Red Bull

Red Bull turned up to the soft drinks market with Coca-Cola and Pepsi bickering over who’s sugary drink tasted more refreshing. They rarely stimulated their audiences and did little more than sponsor the odd football tournament. It was all a bit flat. After taking one look at these uninspiring nemeses dominating the category, Red Bull endeavoured to elevate the expectations of what a soft drinks company should stand for and represent – shaking up the whole industry in the process. They possessed a new product, a new business model and a new attitude.

They subverted the focus of their brand, going from being a simple energy drinks company to a pioneering entertainment brand and a global icon of extreme sports – who also sell drinks on the side. They consistently churn out engaging content at every touch point, creating a powerful bond with their tribe of loyal followers. Even if you’re not interested in getting a team together for the Flugtag, or don’t care where Daniel Ricciardo finished in the Singapore Grand Prix, you’re only ever captivated by their brand. They connect on an emotional level, to move and inspire you. From Red Bull TV, to sports team ownership, to jumping from the edge of space – Red Bull is a brand that continues to innovate and keep us on the edge of our seats. The brand has wings.

A nemesis doesn’t always need to be a sign of terror and despair – it’s quite the contrary. Identifying your nemesis is important. It can give your brand something to rally against when things might be going a bit stale. It might provide your brand with a new-found purpose or something tangible to stand for. However, you still need to work out how to react and overcome these challenges to ensure your nemesis actually gives your brand a new lease of life. It’s a sure-fire way to make your brand different, well-defined and certainly not boring.


What are Wild Cards?

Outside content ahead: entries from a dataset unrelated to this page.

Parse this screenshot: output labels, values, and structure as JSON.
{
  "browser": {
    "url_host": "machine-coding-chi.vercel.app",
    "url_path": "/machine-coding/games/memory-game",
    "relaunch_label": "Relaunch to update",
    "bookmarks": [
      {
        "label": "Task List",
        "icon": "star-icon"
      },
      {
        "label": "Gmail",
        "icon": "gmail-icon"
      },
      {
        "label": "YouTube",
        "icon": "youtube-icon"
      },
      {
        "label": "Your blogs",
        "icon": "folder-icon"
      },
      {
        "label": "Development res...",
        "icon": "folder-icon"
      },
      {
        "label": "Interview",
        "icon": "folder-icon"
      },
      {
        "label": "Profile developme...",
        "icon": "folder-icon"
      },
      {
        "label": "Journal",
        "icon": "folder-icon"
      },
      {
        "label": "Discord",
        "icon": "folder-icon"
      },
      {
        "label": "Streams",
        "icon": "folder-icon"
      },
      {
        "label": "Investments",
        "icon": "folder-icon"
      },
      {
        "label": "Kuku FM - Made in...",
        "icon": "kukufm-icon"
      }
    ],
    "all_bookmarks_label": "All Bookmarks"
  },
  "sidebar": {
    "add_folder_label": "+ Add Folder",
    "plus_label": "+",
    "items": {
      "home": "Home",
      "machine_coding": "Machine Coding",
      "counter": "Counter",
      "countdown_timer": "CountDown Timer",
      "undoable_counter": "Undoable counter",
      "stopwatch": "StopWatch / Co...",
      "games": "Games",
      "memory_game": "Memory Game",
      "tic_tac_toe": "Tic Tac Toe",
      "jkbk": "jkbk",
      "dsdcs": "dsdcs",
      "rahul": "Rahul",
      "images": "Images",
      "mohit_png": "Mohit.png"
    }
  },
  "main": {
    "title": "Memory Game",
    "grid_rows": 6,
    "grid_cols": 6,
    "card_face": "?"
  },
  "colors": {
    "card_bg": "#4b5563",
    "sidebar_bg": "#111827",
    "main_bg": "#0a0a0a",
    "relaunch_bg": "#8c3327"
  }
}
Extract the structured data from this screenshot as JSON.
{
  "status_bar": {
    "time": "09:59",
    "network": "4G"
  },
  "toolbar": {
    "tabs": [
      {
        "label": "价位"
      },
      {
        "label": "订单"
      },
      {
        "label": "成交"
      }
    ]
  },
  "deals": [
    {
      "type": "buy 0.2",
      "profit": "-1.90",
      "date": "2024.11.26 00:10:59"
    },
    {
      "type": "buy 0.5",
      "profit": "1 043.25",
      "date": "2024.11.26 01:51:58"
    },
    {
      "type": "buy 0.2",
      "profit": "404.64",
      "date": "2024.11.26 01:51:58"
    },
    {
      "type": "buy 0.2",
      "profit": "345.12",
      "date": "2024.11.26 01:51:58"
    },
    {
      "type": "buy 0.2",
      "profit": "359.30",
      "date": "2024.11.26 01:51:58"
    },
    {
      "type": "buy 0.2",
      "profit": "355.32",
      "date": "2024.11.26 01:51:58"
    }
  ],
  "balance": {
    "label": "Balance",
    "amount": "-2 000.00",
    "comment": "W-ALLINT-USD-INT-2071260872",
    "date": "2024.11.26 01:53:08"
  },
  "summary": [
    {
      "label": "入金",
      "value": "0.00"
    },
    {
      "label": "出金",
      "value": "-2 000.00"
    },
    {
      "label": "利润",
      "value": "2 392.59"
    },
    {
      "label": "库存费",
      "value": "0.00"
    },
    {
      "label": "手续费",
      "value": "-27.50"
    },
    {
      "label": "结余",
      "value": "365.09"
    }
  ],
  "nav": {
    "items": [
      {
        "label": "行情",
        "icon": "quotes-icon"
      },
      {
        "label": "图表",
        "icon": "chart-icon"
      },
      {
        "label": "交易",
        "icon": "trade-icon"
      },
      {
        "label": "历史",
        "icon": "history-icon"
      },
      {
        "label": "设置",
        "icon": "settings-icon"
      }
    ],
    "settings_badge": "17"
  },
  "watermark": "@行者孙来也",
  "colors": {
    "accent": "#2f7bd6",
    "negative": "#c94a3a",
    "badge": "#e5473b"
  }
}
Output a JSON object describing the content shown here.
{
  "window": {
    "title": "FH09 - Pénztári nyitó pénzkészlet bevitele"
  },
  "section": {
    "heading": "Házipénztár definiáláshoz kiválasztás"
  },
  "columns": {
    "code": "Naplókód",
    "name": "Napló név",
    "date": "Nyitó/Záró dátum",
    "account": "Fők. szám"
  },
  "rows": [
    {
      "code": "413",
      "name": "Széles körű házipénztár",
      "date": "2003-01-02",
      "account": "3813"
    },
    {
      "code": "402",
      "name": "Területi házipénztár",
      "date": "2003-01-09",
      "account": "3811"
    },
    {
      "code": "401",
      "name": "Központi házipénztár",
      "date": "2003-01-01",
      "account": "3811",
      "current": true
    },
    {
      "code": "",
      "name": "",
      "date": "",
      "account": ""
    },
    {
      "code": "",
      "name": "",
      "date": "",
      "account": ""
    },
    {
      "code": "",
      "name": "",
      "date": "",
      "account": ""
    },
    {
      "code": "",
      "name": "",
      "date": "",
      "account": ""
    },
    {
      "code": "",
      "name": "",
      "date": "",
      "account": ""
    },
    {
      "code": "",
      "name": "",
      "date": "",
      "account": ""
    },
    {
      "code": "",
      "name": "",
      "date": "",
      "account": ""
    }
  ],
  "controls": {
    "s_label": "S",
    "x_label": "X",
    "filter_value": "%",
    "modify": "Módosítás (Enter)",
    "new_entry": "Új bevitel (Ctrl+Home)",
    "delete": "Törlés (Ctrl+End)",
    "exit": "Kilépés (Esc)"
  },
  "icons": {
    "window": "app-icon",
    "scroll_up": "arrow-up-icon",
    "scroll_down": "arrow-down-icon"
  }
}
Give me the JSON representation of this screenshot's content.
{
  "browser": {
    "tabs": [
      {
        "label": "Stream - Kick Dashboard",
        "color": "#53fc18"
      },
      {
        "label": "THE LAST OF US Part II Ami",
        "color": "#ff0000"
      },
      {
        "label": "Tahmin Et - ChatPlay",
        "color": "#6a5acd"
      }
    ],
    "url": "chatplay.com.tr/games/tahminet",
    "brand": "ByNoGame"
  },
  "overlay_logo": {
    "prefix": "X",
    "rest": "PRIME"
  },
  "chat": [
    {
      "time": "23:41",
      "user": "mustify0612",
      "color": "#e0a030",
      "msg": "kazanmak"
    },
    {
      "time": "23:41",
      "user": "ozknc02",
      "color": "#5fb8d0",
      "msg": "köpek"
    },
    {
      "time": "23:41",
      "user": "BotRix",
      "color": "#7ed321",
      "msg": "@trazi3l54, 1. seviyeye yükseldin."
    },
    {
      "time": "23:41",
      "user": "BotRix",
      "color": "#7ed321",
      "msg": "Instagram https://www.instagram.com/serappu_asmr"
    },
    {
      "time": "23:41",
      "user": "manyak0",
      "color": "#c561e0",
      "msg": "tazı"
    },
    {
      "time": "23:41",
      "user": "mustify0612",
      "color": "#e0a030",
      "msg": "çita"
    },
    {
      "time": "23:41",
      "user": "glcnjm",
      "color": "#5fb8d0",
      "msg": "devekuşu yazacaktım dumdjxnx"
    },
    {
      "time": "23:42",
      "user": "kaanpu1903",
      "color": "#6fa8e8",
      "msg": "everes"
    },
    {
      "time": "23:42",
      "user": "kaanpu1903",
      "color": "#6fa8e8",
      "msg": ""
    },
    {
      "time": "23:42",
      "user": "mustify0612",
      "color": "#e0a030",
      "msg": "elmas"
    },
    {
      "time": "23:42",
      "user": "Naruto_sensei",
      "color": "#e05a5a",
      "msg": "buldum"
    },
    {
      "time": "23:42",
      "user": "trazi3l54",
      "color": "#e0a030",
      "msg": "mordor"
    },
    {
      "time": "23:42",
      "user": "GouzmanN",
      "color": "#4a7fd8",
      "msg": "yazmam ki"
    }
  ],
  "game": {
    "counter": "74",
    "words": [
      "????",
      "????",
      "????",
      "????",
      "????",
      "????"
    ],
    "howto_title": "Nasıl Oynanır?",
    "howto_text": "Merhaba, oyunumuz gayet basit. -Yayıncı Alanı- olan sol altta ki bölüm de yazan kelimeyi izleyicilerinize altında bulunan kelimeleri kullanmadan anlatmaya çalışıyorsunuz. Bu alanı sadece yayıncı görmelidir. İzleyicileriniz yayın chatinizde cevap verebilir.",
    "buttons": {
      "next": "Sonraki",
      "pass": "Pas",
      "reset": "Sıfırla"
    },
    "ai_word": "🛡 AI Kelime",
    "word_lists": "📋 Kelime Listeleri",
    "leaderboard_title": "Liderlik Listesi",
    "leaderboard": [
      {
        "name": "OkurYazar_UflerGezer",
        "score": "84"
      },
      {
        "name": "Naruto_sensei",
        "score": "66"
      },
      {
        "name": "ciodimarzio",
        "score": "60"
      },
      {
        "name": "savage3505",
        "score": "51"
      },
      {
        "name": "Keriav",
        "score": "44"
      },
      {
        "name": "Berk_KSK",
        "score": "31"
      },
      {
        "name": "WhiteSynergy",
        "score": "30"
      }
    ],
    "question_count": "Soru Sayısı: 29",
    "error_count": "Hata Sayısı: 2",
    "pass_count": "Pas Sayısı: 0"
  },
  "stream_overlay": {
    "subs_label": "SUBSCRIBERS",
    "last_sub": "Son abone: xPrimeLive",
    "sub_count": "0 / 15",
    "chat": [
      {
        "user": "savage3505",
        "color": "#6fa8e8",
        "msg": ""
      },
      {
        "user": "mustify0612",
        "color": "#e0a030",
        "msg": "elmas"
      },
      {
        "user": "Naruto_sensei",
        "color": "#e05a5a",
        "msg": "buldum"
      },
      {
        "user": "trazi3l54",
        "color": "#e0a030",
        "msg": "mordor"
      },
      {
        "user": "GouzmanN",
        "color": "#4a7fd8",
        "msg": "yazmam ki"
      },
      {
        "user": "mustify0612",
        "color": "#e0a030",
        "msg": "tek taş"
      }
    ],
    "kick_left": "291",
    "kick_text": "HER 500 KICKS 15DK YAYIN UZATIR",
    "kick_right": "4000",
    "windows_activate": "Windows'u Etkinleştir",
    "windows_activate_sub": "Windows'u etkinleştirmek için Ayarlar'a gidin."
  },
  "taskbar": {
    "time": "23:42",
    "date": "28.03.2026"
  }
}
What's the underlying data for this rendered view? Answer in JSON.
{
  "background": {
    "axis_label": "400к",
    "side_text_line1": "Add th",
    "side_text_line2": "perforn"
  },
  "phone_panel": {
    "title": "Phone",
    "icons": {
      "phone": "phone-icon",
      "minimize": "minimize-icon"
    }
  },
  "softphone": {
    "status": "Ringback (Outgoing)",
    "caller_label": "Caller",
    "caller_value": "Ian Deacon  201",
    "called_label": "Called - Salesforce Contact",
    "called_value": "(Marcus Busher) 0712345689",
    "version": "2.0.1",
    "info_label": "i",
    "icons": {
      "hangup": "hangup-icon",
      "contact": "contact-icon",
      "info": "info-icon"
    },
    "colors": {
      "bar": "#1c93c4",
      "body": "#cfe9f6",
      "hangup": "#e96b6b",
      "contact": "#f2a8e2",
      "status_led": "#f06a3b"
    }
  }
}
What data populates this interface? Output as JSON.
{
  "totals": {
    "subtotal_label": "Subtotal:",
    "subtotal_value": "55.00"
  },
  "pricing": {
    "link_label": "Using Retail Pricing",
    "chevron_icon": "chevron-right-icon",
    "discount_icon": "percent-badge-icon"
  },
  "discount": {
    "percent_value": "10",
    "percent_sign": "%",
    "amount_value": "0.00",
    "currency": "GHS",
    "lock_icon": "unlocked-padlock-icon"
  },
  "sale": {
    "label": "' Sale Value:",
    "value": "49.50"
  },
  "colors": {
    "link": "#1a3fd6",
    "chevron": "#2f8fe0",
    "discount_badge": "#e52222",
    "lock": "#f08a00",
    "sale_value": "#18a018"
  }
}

The Clearing have been working with The School of Life to develop 100 questions designed to help you see your brand from new perspectives. We think great conversations begin with a great question. Each week, we’ll share another question and our response to it. Email us with your own answers on – we’d love to know what you think.